Material shown —
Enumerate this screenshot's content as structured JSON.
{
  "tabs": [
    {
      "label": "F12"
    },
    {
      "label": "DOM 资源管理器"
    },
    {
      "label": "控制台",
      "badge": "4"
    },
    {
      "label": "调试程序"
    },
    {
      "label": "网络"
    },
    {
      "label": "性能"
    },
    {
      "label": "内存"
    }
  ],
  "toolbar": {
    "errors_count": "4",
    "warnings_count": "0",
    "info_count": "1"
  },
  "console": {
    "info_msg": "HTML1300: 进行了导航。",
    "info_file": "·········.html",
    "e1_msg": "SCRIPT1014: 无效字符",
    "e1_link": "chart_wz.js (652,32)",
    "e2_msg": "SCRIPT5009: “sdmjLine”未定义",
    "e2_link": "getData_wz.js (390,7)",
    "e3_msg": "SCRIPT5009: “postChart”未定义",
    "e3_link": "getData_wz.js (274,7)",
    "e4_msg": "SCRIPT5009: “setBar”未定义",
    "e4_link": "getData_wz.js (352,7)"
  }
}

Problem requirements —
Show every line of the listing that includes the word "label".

Response box —
      "label": "F12"
      "label": "DOM 资源管理器"
      "label": "控制台",
      "label": "调试程序"
      "label": "网络"
      "label": "性能"
      "label": "内存"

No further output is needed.